Purple Gold: Purple gold is created by combining gold with aluminum. This alloy is too brittle to us in the traditional sense, but can be cut to look like a gemstone.

 

Blue Gold: A combination of gold and the metal indium or gallium gives gold a subtle, bluish tone. Indium or gallium is present in larger amounts than gold in this alloy.

 

Black Gold: Mixing gold with cobalt allows the surface to be oxidized resulting in black gold.

 

Purple, blue, and black golds can also be created using surface treatments to achieve the desired hue.

It’s important to note that not all gold alloys are appropriate for the same types of jewelry. Some are more malleable, some more brittle. Black, purple, and blue gold pose challenges while white, rose, green and yellow gold can certainly be crafted into traditional jewelry. It’s also worth mentioning that the color variations tend to be subtle.

Filigree Band Wide Band Rose Gold

Filigree Wide Band Green Golsd

 

 

 

 

 

Filligree Wide Band White GoldFiligree Wide Band Yellow Gold

 

 

 

 

 

Filigree Two Tone Wide Band

 

 

 

 

 

 

It can be fun to play around with the different colors of gold when designing a piece of jewelry. Using more than one type of gold within a piece can create a visually arresting alternative to standard yellow or white gold. At J. Briggs, we are happy to explore the different gold varieties with you to achieve exactly the effect you desire.

Gemstone of the Month: Peridot

The French word “Peridot” is originally derived from “faridat” in Arabic, meaning gem.

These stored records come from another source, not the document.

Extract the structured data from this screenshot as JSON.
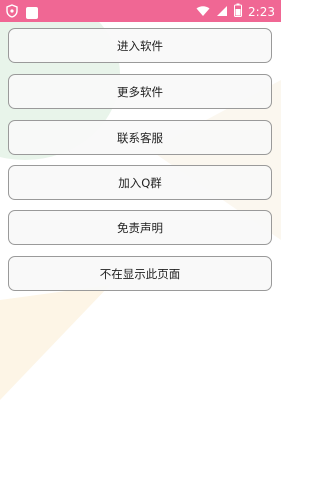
{
  "status_bar": {
    "time": "2:23",
    "color": "#f06794",
    "icons": [
      "shield-icon",
      "notification-square-icon",
      "wifi-icon",
      "signal-icon",
      "battery-icon"
    ]
  },
  "menu": {
    "buttons": [
      {
        "label": "进入软件"
      },
      {
        "label": "更多软件"
      },
      {
        "label": "联系客服"
      },
      {
        "label": "加入Q群"
      },
      {
        "label": "免责声明"
      },
      {
        "label": "不在显示此页面"
      }
    ]
  }
}
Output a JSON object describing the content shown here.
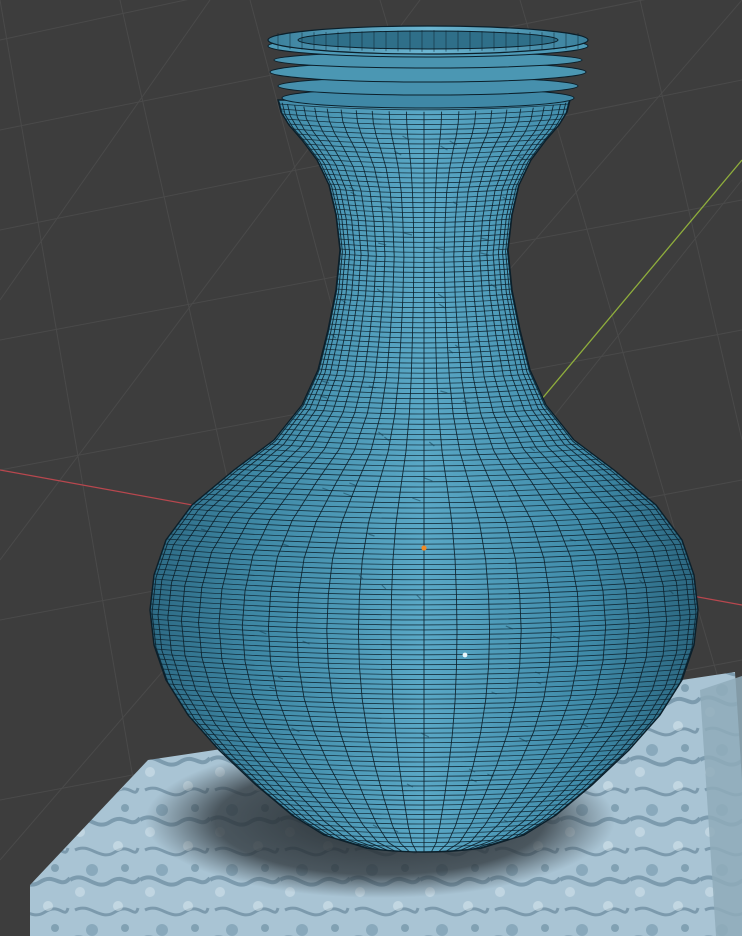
{
  "viewport": {
    "background_color": "#3d3d3d",
    "grid_color": "#4a4a4a",
    "x_axis_color": "#b8474e",
    "y_axis_color": "#8fae3c",
    "view_mode": "solid-shading-with-wireframe"
  },
  "object": {
    "type": "vase",
    "material": "blue-marble",
    "base_color": "#4b97b3",
    "wire_color": "#0b1f2a",
    "origin_marker": "origin-dot",
    "origin_color": "#f08a24"
  },
  "pedestal": {
    "type": "cube",
    "material": "light-marble",
    "color": "#a8c3d3"
  }
}
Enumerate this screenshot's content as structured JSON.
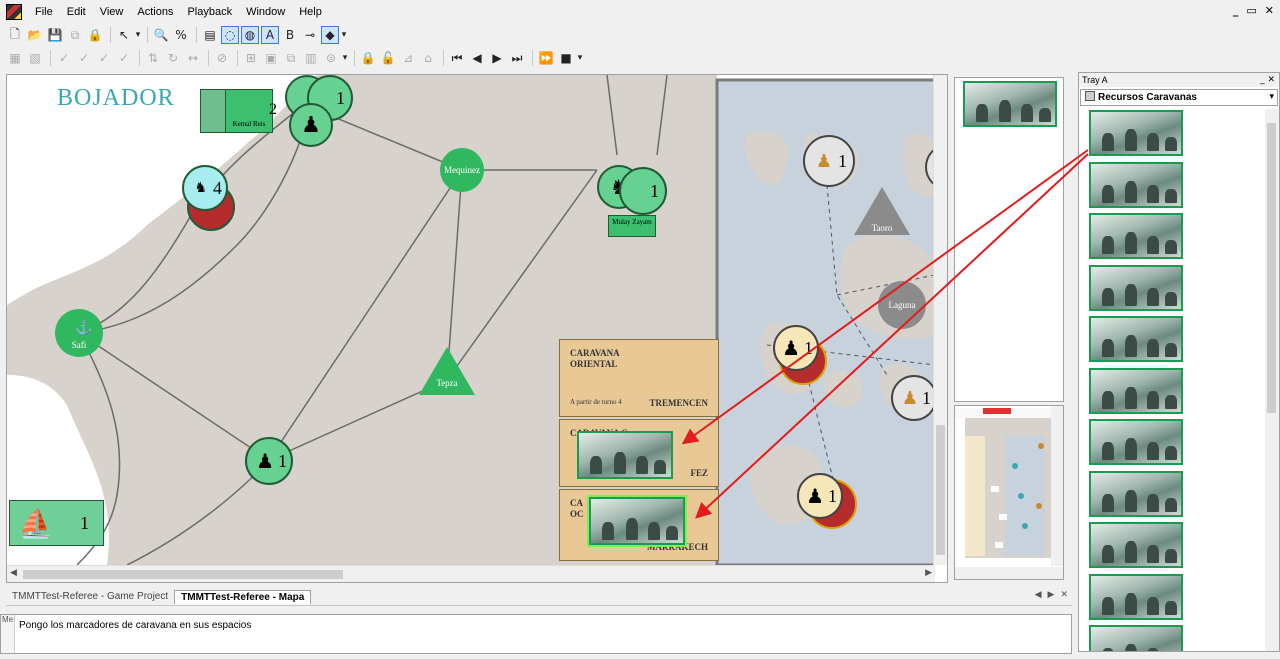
{
  "menu": [
    "File",
    "Edit",
    "View",
    "Actions",
    "Playback",
    "Window",
    "Help"
  ],
  "window_controls": [
    "_",
    "▭",
    "✕"
  ],
  "map": {
    "title": "BOJADOR",
    "nodes": [
      "Mequinez",
      "Safi",
      "Tepza",
      "Taoro",
      "Laguna"
    ],
    "pieces": {
      "bojador_count": "2",
      "top_stack_count": "1",
      "cyan_count": "4",
      "mulay_count": "1",
      "tepza_count": "1",
      "ship_count": "1",
      "isle1_count": "1",
      "isle2_count": "1",
      "isle3_count": "1",
      "isle4_count": "1",
      "stack_top_count": "1"
    },
    "labels": {
      "kemal": "Kemal Reis",
      "mulay": "Mulay Zayam"
    },
    "caravans": {
      "oriental_title": "CARAVANA ORIENTAL",
      "oriental_sub": "A partir de turno 4",
      "oriental_city": "TREMENCEN",
      "middle_title": "CARAVANA C",
      "middle_city": "FEZ",
      "lower_title": "CA OC",
      "lower_city": "MARRAKECH"
    }
  },
  "tabs": [
    "TMMTTest-Referee - Game Project",
    "TMMTTest-Referee - Mapa"
  ],
  "chat": {
    "side_label": "Me",
    "message": "Pongo los marcadores de caravana en sus espacios"
  },
  "tray": {
    "title": "Tray A",
    "selector": "Recursos Caravanas",
    "card_count": 11
  },
  "colors": {
    "node_green": "#2fb85f",
    "piece_green": "#66d190",
    "arrow_red": "#e31b1b",
    "land": "#d8d2cc",
    "sea_map": "#c8d2dc",
    "caravan_box": "#e8c996"
  }
}
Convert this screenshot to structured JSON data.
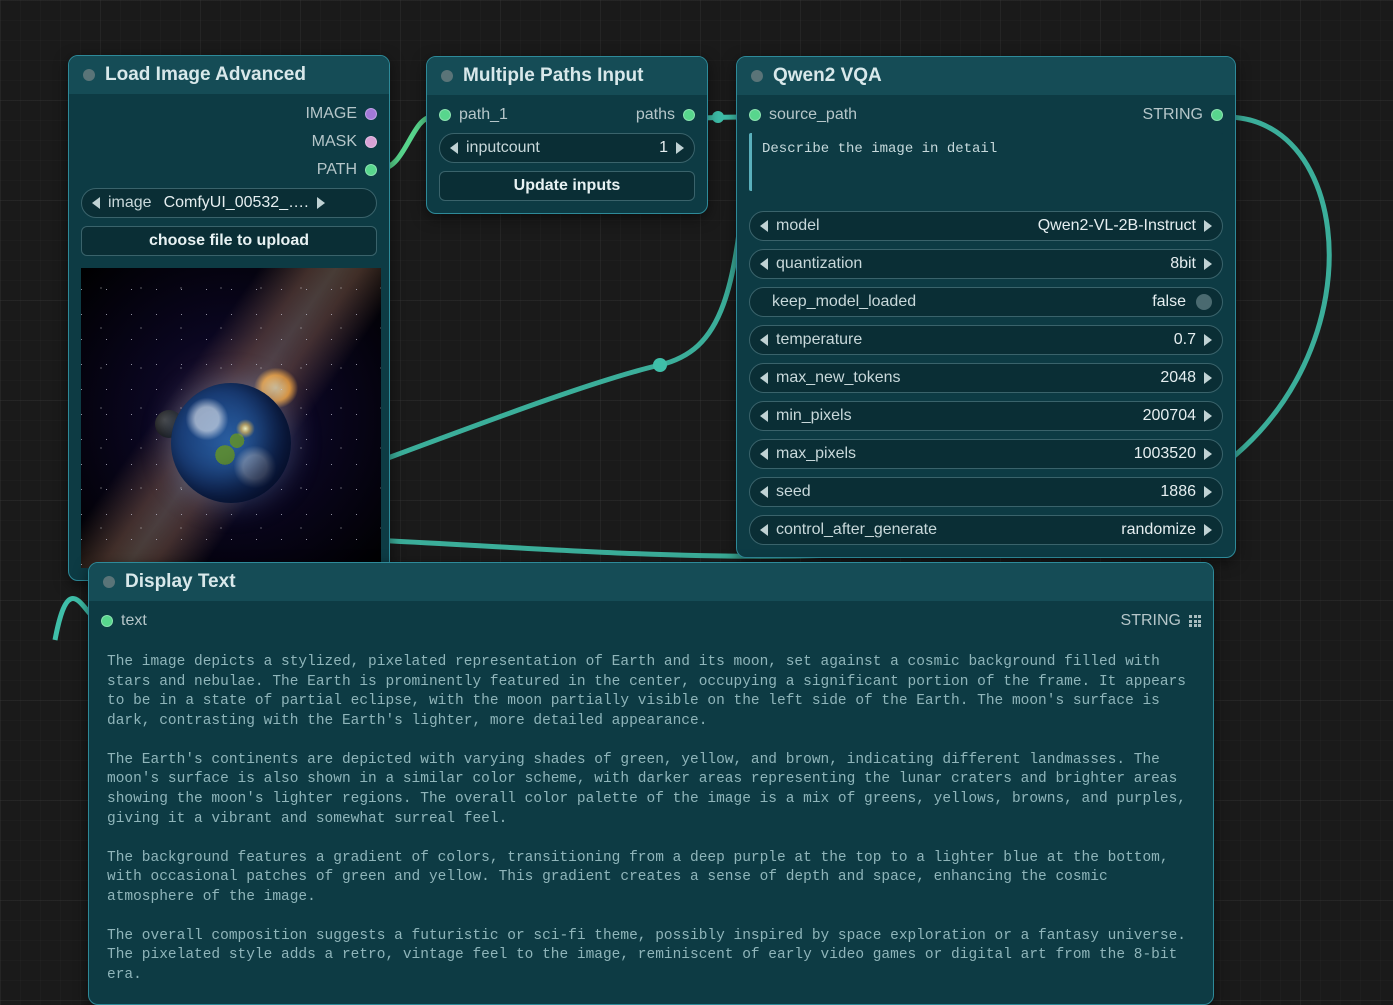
{
  "nodes": {
    "loadImage": {
      "title": "Load Image Advanced",
      "outputs": {
        "image": "IMAGE",
        "mask": "MASK",
        "path": "PATH"
      },
      "image_widget_label": "image",
      "image_widget_value": "ComfyUI_00532_….",
      "upload_btn": "choose file to upload"
    },
    "multiPaths": {
      "title": "Multiple Paths Input",
      "input_port": "path_1",
      "output_port": "paths",
      "inputcount_label": "inputcount",
      "inputcount_value": "1",
      "update_btn": "Update inputs"
    },
    "qwen": {
      "title": "Qwen2 VQA",
      "input_port": "source_path",
      "output_port": "STRING",
      "prompt": "Describe the image in detail",
      "params": {
        "model": {
          "label": "model",
          "value": "Qwen2-VL-2B-Instruct"
        },
        "quantization": {
          "label": "quantization",
          "value": "8bit"
        },
        "keep_model_loaded": {
          "label": "keep_model_loaded",
          "value": "false"
        },
        "temperature": {
          "label": "temperature",
          "value": "0.7"
        },
        "max_new_tokens": {
          "label": "max_new_tokens",
          "value": "2048"
        },
        "min_pixels": {
          "label": "min_pixels",
          "value": "200704"
        },
        "max_pixels": {
          "label": "max_pixels",
          "value": "1003520"
        },
        "seed": {
          "label": "seed",
          "value": "1886"
        },
        "control_after_generate": {
          "label": "control_after_generate",
          "value": "randomize"
        }
      }
    },
    "displayText": {
      "title": "Display Text",
      "input_port": "text",
      "output_port": "STRING",
      "text": "The image depicts a stylized, pixelated representation of Earth and its moon, set against a cosmic background filled with stars and nebulae. The Earth is prominently featured in the center, occupying a significant portion of the frame. It appears to be in a state of partial eclipse, with the moon partially visible on the left side of the Earth. The moon's surface is dark, contrasting with the Earth's lighter, more detailed appearance.\n\nThe Earth's continents are depicted with varying shades of green, yellow, and brown, indicating different landmasses. The moon's surface is also shown in a similar color scheme, with darker areas representing the lunar craters and brighter areas showing the moon's lighter regions. The overall color palette of the image is a mix of greens, yellows, browns, and purples, giving it a vibrant and somewhat surreal feel.\n\nThe background features a gradient of colors, transitioning from a deep purple at the top to a lighter blue at the bottom, with occasional patches of green and yellow. This gradient creates a sense of depth and space, enhancing the cosmic atmosphere of the image.\n\nThe overall composition suggests a futuristic or sci-fi theme, possibly inspired by space exploration or a fantasy universe. The pixelated style adds a retro, vintage feel to the image, reminiscent of early video games or digital art from the 8-bit era."
    }
  },
  "colors": {
    "cable_teal": "#3fbfa9",
    "cable_green": "#58d68d"
  }
}
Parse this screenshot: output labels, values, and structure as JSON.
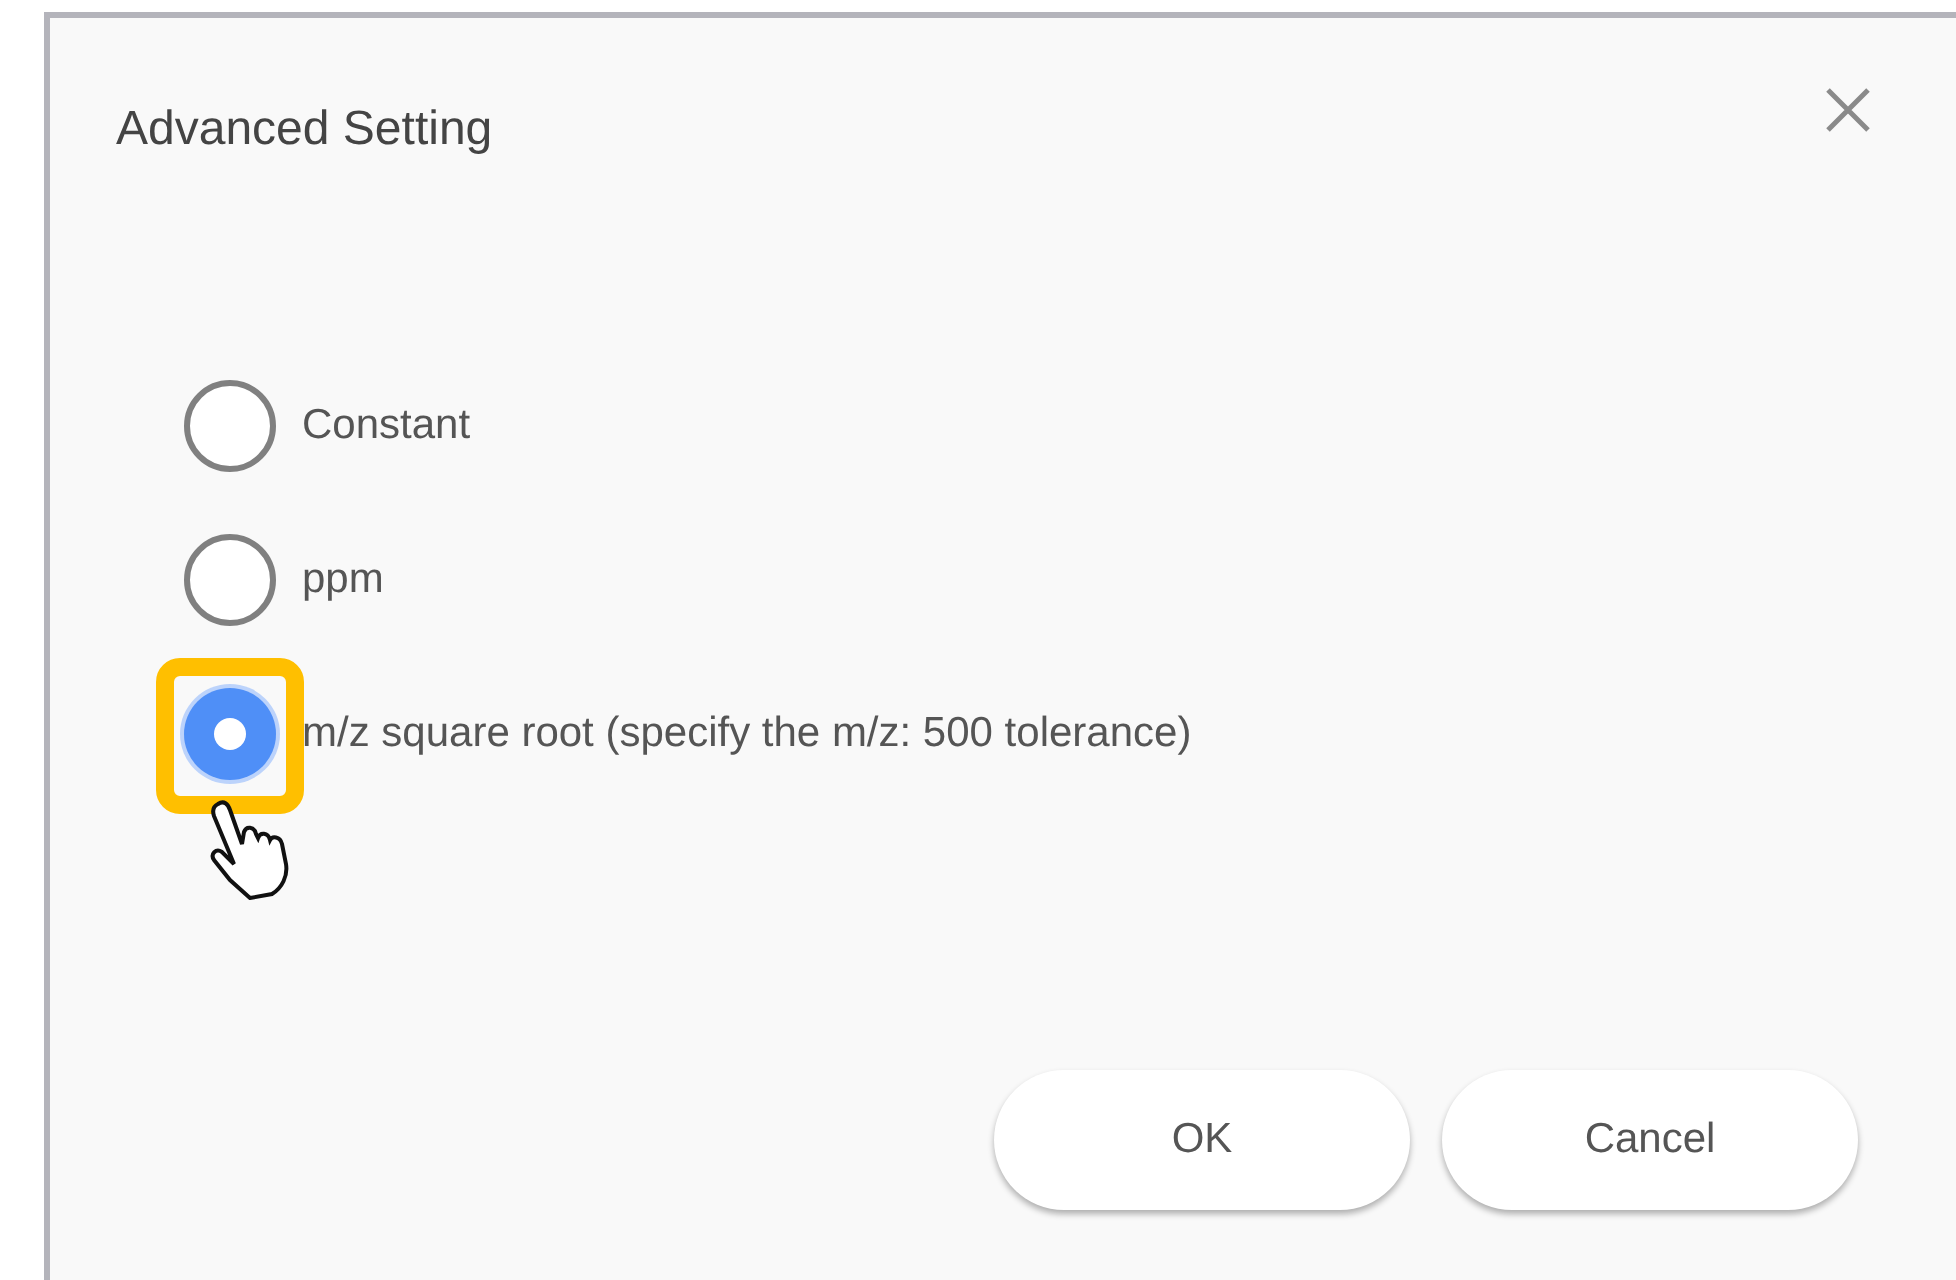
{
  "dialog": {
    "title": "Advanced Setting"
  },
  "options": [
    {
      "label": "Constant",
      "selected": false,
      "highlighted": false
    },
    {
      "label": "ppm",
      "selected": false,
      "highlighted": false
    },
    {
      "label": "m/z square root (specify the m/z: 500 tolerance)",
      "selected": true,
      "highlighted": true
    }
  ],
  "buttons": [
    "OK",
    "Cancel"
  ]
}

Ancient peridot can be traced back to Egyptian jewelry in the 2nd millennium B.C. The stones came from a deposit on a small volcanic island in the Red Sea, some 45 miles off the Egyptian coast, which was not rediscovered until about 1900 and has since been exhausted.

Peridot is gem-quality “olivine,” a common mineral in mafic and ultramafic rocks. Formed as a result of volcanic activity deep inside the earth’s surface, gem-quality peridot is a rarity in olivine.

The demand for this beautiful stone was reignited a few years ago when peridot deposits were found in the Kashmir region; and the stones were so incredible in color and transparency.

Although it’s one of the only gemstones found in just one color, the intensity and tint of the olive green hue depends on how much iron is within the crystal structure. Varying from yellow to olive to brownish-green, peridot is most valued as a dark, emerald-resembling gem.

If you were born in August, you may be fortunate enough to receive a peridot as a birthday gift. If received as a ring, wearing this birthstone carefully is important, as it isn’t as tough as it looks. Prone to breaking, peridot are better suited for bigger necklaces; a bonus being that larger stones carry a richer color.

Throughout history, peridot has been thought to possess great mystical powers to ward off anxiety and inspire happiness, strength and loyalty. It is also believed to promote success in relationships and marriage.

Once called the “gem of the sun” in ancient Egypt because of its dazzling appearance in the sun, the curiosity and enchantment that surrounds peridot has made this radiant gemstone timeless.